The US Ambassador to India, Richard Verma, in a newspaper interview said “the people-to-people ties are at the heart of our strategic relationship. For many years the governments have tried to catch up with to where the people are.” He recalled the emigration of his parents to the US in the 1960s, when his father got an academic scholarship. He had visited the village where his mother and grandmother once lived. “I am a big proponent of our academic exchange programme, for example, which is increasing across India including southern India,” said Ambassador Verma. He emphasized cooperative ventures in health, which had spread to 10 countries, a tribute to joint India-US endeavours abroad. He concluded: “Defence is a major area of cooperation across southern India. Clean energy is another area, so is space cooperation……The potential is limitless.” (Hindu July 15)
India Inc investments create 91,000 US jobs
American legislators debating foreign investments in their respective states thanked Indian companies for setting up businesses that leave an even larger footprint in the coming years. They were speaking at a function in Washington organized by the Confederation of Indian Industry (CIII) and the US auditing firm Grant Thompson, which released a report showing India-based companies having invested $15 billion in the United States and created 91000 jobs across the country. This runs counter to the popular American perception that India Inc is simply a recipient of US outsourcing and thus fleecing American jobs. Hopefully, this will lead to a course correction, for jobs and employment are issues that can make or break a senator’s or Congressman’s career in elections. (Times of India July 16)
GPS Navigation Satellite launch
India has successfully launched its Global Position System (GPS) known as GAGAN, which will offer seamless navigation to the country. The Indian Space Research Organization (ISRO) and the Airports Authority of India (AAI) developed the system – only the fourth in the world – at a cost of Rs 774 crore over 15 years. GAGAN will provide augmentation service for the GPS cover over India, the Bay of Bengal, South East Asia and the Middle East up to Africa. A.S. Ganesan, Project Director, GAGAN, ISRO Satellite Centre, said South Korea and Japan had evinced interest in the system (Hindu July 14)

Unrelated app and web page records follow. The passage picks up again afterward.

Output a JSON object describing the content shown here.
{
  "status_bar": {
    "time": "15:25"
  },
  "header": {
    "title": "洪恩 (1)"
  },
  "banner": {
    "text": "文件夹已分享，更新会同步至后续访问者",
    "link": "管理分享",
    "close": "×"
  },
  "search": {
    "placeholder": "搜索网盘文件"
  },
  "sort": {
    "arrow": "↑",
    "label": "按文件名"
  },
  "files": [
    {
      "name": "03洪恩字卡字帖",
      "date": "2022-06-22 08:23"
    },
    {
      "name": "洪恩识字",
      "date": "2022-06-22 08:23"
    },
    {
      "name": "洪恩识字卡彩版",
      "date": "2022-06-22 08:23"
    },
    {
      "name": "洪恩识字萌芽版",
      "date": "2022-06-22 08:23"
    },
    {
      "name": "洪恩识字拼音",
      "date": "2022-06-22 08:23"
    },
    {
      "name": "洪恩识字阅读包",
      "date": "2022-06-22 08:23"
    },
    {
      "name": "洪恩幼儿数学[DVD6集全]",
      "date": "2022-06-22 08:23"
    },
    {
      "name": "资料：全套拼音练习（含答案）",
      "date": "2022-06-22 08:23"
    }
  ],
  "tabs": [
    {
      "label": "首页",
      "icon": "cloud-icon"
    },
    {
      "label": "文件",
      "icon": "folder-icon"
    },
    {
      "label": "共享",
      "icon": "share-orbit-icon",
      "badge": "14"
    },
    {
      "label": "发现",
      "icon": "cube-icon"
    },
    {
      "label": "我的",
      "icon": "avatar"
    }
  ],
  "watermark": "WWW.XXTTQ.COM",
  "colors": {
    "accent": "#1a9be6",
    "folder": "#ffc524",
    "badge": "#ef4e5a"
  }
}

Tata Motors wins Army contract
Tata Motors has been contracted to supply the Indian Army 6X6 transport vehicles worth over Rs 900 crore. “We decided to take a deep dive into the segment and encompass the entire range of land force equipment. The first target was indigenization and we targeted light combat vehicles,” said Vernon Noronha, Vice President , Defence & Government Business, Tata Motors (Hindu July11)